  • A single battery can last 5+ years - so no additional ongoing costs. - varies between models and brands. 
  • Very low risk of battery ingestion

Lithium-Ion Hearing aid battery cons:

  • You either need a power point or a power pack to ensure you don’t end up with a dead hearing aid when travelling. (fortunately all hearing aid chargers can charge off USB)
  • The Lithium-Ion battery makes the hearing aid a bit bigger than ones with a standard size 312 or 13 battery.
  • The hearing might need to be sent for repair when the battery requires replacement - Some brands like Oticon allows for in-clinic replacement. 

ZPower ® Silver-Zinc (A flop):

ZPZ-power rechargeable hearing aidower ® is a company who had innovated by building a rechargeable silver-zinc battery solution that could be adapted to fit most suppliers’ hearing aids. The initial release was focused around size 312 batteries, 

The hearing aid manufacturer that wanted to make use of the ZPower ® rechargeable option, needed to design a battery door that fit into the ZPower ® charger. The ZPower ® rechargeable hearing aid battery then replaced the normal hearing aid battery. A charger was included and the hearing aid user simply docked the hearing aid in the charger overnight. The charger was smart enough to detect if a normal zinc-air battery was in the aid instead of the rechargeable hearing aid battery. It would simply not charge in that event.

There were several manufacturers supporting Z-Power ® as it was a very easy and affordable way to turn popular hearing aids into rechargeable versions. Many brands also offered retrofit rechargeable kits for their hearing aids. It consisted of a battery door, some rechargeable hearing aid batteries and the charger. Reliability has been poor and ZPower seems to have gone out of business, so this option is not as readily available anymore. 

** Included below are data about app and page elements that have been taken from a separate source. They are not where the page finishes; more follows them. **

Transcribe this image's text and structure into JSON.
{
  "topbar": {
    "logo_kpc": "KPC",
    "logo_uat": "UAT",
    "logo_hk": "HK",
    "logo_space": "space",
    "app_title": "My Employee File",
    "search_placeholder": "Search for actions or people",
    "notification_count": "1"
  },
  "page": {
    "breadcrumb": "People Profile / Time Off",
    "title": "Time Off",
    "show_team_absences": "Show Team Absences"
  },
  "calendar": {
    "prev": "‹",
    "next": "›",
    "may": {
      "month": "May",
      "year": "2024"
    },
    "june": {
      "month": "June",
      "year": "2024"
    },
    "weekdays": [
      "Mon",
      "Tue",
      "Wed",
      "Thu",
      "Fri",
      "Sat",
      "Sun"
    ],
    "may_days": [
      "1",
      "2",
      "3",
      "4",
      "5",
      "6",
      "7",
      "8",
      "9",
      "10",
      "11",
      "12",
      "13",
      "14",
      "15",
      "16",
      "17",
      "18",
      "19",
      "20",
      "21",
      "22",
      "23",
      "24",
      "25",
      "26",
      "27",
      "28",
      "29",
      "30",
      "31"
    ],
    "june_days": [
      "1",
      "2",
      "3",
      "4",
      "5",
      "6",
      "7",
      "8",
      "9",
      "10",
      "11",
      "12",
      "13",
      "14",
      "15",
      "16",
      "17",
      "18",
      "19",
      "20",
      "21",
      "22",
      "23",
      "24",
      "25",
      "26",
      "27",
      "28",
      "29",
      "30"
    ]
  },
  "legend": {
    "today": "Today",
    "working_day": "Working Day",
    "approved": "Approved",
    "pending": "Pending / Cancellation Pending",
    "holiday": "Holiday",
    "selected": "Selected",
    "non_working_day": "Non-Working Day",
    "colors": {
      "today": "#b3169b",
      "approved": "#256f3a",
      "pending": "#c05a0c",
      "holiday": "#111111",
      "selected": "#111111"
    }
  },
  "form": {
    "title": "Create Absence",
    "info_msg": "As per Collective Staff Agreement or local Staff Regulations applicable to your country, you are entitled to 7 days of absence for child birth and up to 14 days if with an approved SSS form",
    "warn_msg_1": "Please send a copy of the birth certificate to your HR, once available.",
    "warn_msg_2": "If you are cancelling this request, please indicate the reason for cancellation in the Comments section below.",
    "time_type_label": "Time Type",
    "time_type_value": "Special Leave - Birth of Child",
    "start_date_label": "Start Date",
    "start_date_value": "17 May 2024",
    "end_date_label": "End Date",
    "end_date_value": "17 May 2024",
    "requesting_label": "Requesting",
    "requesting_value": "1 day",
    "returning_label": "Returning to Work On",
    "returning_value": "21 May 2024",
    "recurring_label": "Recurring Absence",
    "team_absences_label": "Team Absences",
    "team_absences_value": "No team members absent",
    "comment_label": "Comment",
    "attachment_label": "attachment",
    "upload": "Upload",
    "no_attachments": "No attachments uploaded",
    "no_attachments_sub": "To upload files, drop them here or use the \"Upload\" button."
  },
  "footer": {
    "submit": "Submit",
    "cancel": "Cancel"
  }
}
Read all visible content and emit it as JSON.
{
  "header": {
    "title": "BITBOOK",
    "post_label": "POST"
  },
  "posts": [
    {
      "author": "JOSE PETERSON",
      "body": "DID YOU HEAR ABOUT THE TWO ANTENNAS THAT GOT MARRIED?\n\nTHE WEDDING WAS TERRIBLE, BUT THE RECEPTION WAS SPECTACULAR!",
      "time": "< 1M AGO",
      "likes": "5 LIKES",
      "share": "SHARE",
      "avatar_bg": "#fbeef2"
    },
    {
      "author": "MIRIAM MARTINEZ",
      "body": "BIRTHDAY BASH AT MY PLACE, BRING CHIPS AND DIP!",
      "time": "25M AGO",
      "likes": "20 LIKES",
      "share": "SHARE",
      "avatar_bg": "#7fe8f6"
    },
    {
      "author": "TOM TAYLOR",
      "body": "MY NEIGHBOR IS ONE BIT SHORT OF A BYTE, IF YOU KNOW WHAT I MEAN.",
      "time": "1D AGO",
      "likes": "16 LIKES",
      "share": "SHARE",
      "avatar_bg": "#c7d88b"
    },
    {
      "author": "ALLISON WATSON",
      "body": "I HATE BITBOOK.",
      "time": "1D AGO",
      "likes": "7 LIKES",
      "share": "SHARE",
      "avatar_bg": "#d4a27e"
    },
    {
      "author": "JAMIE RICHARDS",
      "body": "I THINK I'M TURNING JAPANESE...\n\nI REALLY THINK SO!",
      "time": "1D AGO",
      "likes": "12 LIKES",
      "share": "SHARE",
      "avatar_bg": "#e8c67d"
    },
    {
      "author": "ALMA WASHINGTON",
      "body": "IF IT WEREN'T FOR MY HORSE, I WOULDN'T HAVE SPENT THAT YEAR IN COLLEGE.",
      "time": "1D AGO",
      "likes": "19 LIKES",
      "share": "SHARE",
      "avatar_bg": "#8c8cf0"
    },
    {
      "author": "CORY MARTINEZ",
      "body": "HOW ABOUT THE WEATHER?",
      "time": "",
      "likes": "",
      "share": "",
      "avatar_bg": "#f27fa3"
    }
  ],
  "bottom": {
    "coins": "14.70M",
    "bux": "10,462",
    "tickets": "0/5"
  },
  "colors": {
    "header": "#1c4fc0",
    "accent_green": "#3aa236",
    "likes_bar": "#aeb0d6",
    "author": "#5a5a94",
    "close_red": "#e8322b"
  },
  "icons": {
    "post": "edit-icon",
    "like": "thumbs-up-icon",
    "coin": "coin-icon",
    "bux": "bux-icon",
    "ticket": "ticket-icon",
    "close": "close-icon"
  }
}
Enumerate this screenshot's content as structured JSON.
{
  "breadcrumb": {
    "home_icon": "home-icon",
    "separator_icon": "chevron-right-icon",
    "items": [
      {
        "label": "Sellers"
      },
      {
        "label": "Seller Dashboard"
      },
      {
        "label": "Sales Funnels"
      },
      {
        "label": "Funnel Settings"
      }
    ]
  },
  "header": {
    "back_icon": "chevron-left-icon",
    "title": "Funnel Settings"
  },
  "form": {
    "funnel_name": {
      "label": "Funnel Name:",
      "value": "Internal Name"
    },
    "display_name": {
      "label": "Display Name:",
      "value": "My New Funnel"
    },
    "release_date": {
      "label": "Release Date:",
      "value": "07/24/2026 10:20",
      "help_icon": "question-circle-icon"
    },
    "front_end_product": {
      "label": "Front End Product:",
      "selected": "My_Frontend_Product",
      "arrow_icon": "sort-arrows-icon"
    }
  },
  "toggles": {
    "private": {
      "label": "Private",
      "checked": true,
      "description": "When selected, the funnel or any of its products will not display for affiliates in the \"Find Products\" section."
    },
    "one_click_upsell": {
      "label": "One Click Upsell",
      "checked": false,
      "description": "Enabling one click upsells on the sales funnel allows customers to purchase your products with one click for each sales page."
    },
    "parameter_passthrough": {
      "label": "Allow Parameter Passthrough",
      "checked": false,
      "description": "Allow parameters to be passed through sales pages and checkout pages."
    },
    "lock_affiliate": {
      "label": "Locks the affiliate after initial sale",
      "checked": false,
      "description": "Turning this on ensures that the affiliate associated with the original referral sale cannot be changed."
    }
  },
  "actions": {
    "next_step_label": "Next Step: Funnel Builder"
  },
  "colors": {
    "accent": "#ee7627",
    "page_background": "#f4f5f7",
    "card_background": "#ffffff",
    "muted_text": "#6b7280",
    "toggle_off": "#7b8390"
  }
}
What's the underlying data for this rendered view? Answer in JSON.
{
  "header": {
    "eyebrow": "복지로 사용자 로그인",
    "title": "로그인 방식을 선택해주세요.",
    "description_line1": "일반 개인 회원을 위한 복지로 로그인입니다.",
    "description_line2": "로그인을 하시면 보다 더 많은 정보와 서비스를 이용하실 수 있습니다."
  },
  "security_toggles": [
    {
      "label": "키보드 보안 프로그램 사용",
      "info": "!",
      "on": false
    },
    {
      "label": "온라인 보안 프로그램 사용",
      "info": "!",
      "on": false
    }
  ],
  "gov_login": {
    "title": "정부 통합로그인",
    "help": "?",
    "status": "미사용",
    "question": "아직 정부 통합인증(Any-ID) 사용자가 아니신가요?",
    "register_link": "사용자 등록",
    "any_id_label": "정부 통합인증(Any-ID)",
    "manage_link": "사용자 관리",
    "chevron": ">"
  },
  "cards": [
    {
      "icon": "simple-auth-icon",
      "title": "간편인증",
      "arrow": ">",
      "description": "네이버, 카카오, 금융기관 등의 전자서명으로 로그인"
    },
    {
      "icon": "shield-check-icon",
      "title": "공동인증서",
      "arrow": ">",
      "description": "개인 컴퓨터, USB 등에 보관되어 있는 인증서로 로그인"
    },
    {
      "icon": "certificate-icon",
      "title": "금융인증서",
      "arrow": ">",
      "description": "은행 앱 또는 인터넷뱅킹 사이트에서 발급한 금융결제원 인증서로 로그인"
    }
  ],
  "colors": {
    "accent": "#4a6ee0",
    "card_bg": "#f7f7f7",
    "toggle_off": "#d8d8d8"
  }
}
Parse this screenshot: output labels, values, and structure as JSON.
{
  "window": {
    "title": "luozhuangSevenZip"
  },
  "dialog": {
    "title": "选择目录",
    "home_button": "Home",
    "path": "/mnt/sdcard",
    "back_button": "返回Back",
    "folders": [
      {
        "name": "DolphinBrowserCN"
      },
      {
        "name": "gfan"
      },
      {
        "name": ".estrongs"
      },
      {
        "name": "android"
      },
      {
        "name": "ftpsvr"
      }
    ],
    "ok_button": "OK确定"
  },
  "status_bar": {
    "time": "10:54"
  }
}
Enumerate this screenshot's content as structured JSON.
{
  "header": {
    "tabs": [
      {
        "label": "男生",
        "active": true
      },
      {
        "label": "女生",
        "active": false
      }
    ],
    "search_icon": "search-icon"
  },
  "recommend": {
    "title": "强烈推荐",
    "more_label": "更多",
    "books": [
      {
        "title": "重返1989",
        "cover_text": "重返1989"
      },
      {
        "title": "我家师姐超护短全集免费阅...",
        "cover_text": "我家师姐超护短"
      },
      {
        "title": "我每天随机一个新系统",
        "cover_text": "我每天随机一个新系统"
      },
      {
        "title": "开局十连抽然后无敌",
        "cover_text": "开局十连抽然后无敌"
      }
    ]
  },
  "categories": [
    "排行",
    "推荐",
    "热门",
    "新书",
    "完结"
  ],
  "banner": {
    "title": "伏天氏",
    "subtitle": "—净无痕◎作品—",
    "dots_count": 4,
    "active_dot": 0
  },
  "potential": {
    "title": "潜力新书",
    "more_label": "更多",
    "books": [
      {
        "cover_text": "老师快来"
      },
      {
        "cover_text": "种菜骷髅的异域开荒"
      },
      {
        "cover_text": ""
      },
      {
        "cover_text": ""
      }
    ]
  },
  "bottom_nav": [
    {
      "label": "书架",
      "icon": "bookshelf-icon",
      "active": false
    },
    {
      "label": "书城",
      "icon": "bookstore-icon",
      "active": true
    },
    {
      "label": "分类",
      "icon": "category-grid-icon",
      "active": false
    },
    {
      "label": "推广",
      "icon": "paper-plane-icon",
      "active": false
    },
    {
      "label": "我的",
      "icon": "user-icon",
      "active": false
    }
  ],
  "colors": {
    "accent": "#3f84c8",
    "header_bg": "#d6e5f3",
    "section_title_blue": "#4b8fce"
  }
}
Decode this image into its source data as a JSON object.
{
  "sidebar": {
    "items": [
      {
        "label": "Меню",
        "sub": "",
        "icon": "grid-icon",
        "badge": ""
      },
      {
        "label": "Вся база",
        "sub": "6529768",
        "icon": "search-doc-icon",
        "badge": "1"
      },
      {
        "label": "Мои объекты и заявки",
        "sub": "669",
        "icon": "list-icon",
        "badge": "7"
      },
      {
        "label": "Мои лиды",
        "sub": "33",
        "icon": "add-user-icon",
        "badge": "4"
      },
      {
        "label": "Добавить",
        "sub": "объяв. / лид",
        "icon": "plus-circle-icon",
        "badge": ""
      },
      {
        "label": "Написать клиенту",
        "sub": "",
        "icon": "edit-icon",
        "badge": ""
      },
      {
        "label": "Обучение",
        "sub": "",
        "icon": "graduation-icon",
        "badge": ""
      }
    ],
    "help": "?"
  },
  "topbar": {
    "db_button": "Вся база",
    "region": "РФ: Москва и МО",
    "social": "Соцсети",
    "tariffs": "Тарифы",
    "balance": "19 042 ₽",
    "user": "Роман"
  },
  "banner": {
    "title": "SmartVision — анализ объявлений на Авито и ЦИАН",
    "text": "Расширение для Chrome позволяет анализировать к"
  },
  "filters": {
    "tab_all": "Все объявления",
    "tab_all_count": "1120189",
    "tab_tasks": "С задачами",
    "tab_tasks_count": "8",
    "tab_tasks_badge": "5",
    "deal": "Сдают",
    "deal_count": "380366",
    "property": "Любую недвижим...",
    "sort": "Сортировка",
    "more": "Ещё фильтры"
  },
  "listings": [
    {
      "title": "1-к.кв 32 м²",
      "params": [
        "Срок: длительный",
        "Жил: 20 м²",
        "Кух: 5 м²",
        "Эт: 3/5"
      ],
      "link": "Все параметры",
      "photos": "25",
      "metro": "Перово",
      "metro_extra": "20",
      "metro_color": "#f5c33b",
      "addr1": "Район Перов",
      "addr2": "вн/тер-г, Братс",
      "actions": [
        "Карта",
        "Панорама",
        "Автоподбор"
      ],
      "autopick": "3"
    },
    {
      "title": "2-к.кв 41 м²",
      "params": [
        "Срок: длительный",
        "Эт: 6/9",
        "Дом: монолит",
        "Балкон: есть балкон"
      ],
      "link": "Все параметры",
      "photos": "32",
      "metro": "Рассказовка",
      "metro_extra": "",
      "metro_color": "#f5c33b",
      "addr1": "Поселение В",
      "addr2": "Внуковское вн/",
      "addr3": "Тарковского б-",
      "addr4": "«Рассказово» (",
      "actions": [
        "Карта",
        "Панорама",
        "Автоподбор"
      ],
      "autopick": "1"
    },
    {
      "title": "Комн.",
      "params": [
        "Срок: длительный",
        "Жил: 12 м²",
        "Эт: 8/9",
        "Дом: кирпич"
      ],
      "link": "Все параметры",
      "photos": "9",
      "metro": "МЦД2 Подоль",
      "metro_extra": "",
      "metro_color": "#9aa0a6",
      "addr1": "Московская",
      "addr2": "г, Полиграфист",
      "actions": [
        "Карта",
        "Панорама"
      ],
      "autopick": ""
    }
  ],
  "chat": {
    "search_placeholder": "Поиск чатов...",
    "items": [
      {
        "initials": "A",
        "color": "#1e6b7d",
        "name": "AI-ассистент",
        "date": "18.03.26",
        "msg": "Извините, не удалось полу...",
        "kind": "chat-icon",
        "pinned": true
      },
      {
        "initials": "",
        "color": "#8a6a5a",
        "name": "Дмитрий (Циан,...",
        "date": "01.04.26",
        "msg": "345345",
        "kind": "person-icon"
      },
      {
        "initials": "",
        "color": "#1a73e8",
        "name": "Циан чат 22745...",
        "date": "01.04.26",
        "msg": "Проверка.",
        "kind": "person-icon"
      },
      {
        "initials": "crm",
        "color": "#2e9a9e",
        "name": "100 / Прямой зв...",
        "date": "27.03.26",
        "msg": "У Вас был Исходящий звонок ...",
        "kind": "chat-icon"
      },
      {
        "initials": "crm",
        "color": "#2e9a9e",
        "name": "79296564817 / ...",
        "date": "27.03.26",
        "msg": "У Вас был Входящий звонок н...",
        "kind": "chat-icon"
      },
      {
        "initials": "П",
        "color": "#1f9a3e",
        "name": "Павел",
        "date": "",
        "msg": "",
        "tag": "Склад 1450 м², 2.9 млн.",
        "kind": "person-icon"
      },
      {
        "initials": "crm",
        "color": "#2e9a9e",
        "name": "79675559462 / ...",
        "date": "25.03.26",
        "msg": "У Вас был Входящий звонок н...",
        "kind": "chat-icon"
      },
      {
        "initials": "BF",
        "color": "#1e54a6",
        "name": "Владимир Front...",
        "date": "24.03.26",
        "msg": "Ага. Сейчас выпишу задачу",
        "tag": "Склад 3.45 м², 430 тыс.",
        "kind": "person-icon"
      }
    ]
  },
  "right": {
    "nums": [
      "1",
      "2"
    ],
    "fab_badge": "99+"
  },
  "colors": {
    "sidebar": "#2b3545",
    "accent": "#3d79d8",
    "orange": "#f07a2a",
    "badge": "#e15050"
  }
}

We have been fortunate in that our suppliers were willing to mostly swap customers stuck with ZPower driven hearing aids over to Lithium-Ion hearing aids at no charge. 


Now that rechargeable hearing aids have been around for a few years,  Lithium-Ion  the clear winner for convenience and benefit. 

More and more hearing aids with rechargeable batteries are released and the battery technology as well as the hearing aid rechargers seem to be improving in design and speed of charge. Some rechargeable hearing aids, like Phonak's Paradise range even offer hearing features that are only available in the rechargeable models. 

Fuel Cell Technology

Widex currently has a fuel cell powered hearing aid going through the FDA approval process. The aid has a special methane based charger, which charges the aid in around 20 seconds. It requires no power to charge at all. It does however require special methane cartridges, which may increase the cost of this option. The cartridge then becomes a replacement for the battery cells, so I am still unclear of the true benefits, despite the impressive technology behind it. 

I am not convinced this hearing aid technology will ever see the light as Widex also now offers a range of Lithium-Ion hearing aid battery options. 

 

Call us today on 1800 157 429 o get a quote on a rechargeable hearing aid best suited to you.